New York State’s Seneca Lake is a large freshwater lake that supplies the surrounding area with water and a climate favorable enough to grow wine grapes, even at that high of a latitude. But this place, the largest of the Finger Lakes in upstate New York and home to a blossoming wine region, has seen a controversial new addition.
Crestwood Midstream Partners LP, a Texas-based company in the energy industry, has sought to convert a few large underground salt caverns into storage for both natural gas and liquefied propane and butane. The federal government has already approved the natural gas storage, and the state of New York has yet to decide on the liquid storage. The proposals have sparked controversy and led to the creation of a protest group called We Are Seneca Lake.
Generation Progress spoke with someone who has taken a lead in the burgeoning protest movement, Sandra Steingraber, a PhD biologist, who explained, “The empty salt caverns are becoming barrels.”
The series of protests have taken place over the past few months. Many local residents have expressed concern about what the already approved methane storage will do to the lake, their health, and ultimately, the climate.
“The caverns aid and abet fossil fuel buildup,” said Steingraber.
Besides the obvious climate implications, many of the protesters are more concerned about the safety of the cavern storage.
A similar salt cavern arrangement collapsed into a sinkhole in Bayou Corne, Louisiana in 2012 and forced the entire town to evacuate, according to Mother Jones.
Since the protests in New York began, about 92 people have been arrested, and four are reportedly still in jail. Many of the protesters have accepted their trespassing charges and received maximum sentences of fifteen days in jail. Some however, including one 90-year-old woman, have opted to plead not guilty and force a bench trial. Steingraber said that at least one protester will show up for court dates in an attempt “to put Crestwood on trial.”
The protests are reportedly somewhat calm and organized, albeit relentless. We Are Seneca Lake said it requires non-violence training before its unannounced blockades and that protesters allow the police to arrest them peacefully.
Steingraber said she suspects the police may even be sympathetic, claiming one officer said, “We drink the water too.”
Whether the protests are successful or not at getting the federal government to take another look at the matter remains unknown.
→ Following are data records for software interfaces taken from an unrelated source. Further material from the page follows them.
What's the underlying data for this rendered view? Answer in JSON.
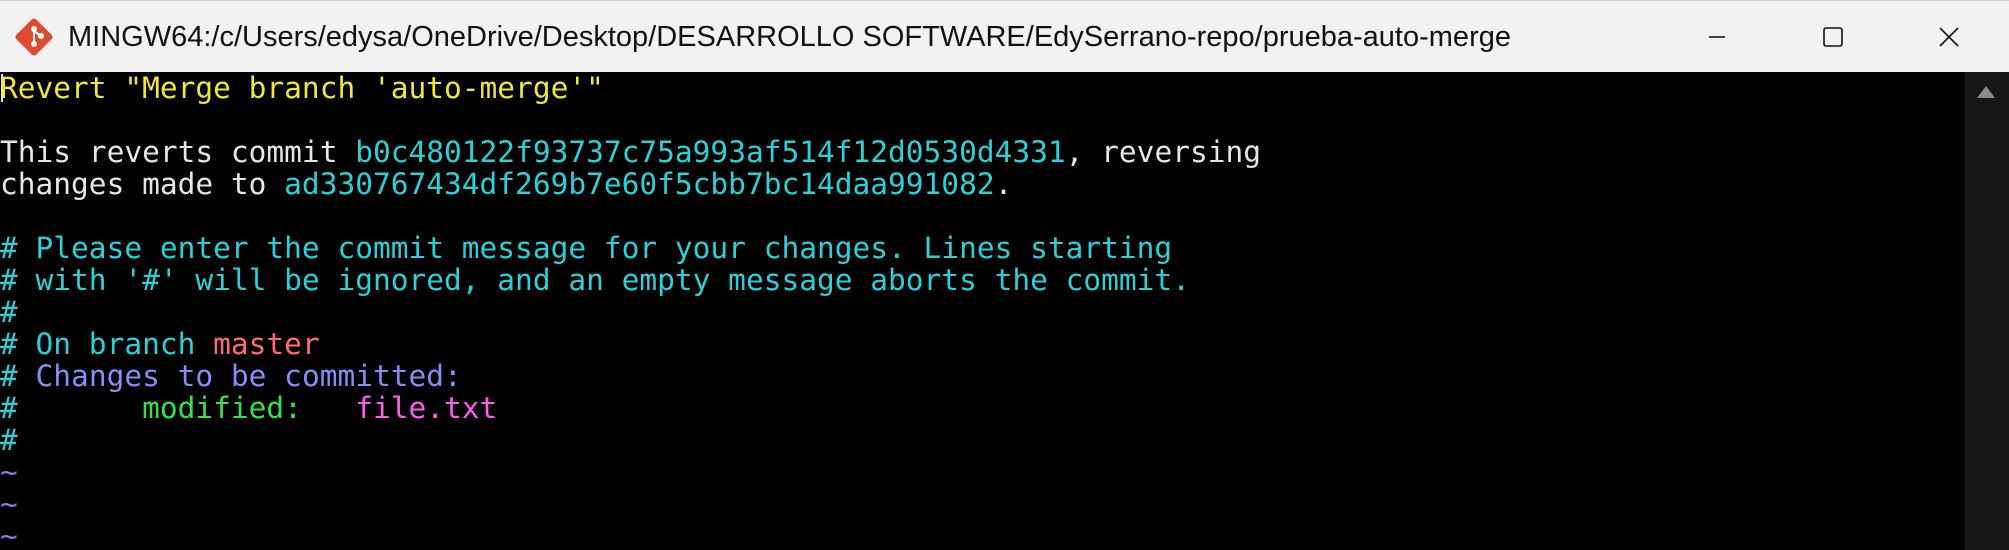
{
  "window": {
    "title": "MINGW64:/c/Users/edysa/OneDrive/Desktop/DESARROLLO SOFTWARE/EdySerrano-repo/prueba-auto-merge",
    "icon": "git-bash-icon",
    "controls": {
      "minimize": "minimize-icon",
      "maximize": "maximize-icon",
      "close": "close-icon"
    }
  },
  "terminal": {
    "line1": "Revert \"Merge branch 'auto-merge'\"",
    "line3": {
      "prefix": "This reverts commit ",
      "commit": "b0c480122f93737c75a993af514f12d0530d4331",
      "suffix": ", reversing"
    },
    "line4": {
      "prefix": "changes made to ",
      "commit": "ad330767434df269b7e60f5cbb7bc14daa991082",
      "suffix": "."
    },
    "line6": "# Please enter the commit message for your changes. Lines starting",
    "line7": "# with '#' will be ignored, and an empty message aborts the commit.",
    "line8": "#",
    "line9": {
      "prefix": "# On branch ",
      "branch": "master"
    },
    "line10": {
      "hash": "# ",
      "text": "Changes to be committed:"
    },
    "line11": {
      "hash": "#",
      "status": "       modified:   ",
      "file": "file.txt"
    },
    "line12": "#",
    "tilde": "~"
  },
  "colors": {
    "background": "#000000",
    "title_bar": "#f2f2f2",
    "yellow": "#f0e63c",
    "cyan": "#2ad1d8",
    "blue": "#8a8cf5",
    "red": "#ff6e6e",
    "green": "#33e34a",
    "magenta": "#ff5cf0"
  }
}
So far however, Crestwood has not brought gas into the caverns.
Steingraber said We Are Seneca Lake is determined to continue.
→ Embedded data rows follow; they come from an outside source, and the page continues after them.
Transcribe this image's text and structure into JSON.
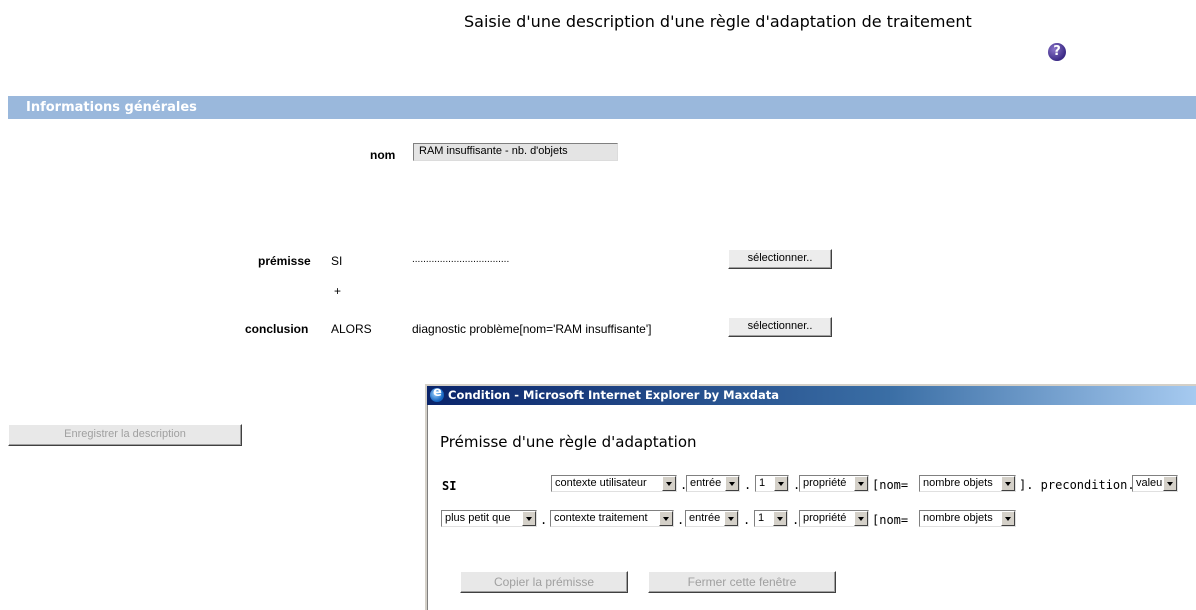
{
  "page": {
    "title": "Saisie d'une description d'une règle d'adaptation de traitement",
    "help_icon": "question-circle-icon"
  },
  "section": {
    "title": "Informations générales"
  },
  "form": {
    "nom_label": "nom",
    "nom_value": "RAM insuffisante - nb. d'objets",
    "premisse_label": "prémisse",
    "premisse_keyword": "SI",
    "premisse_value": "...................................",
    "plus": "+",
    "conclusion_label": "conclusion",
    "conclusion_keyword": "ALORS",
    "conclusion_value": "diagnostic problème[nom='RAM insuffisante']",
    "select_button": "sélectionner..",
    "save_button": "Enregistrer la description"
  },
  "popup": {
    "window_title": "Condition - Microsoft Internet Explorer by Maxdata",
    "heading": "Prémisse d'une règle d'adaptation",
    "si": "SI",
    "row1": {
      "sel1": "contexte utilisateur",
      "sel2": "entrée",
      "sel3": "1",
      "sel4": "propriété",
      "nom_prefix": "[nom=",
      "sel5": "nombre objets",
      "suffix": "]. precondition.",
      "sel6": "valeur"
    },
    "row2": {
      "sel1": "plus petit que",
      "sel2": "contexte traitement",
      "sel3": "entrée",
      "sel4": "1",
      "sel5": "propriété",
      "nom_prefix": "[nom=",
      "sel6": "nombre objets"
    },
    "dot": ".",
    "copy_button": "Copier la prémisse",
    "close_button": "Fermer cette fenêtre"
  }
}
“We hope to shine such a spotlight on this that we can get somebody, maybe our senators [Kirsten] Gillibrand and [Chuck] Schumer, to get an injunction,” Steingraber said.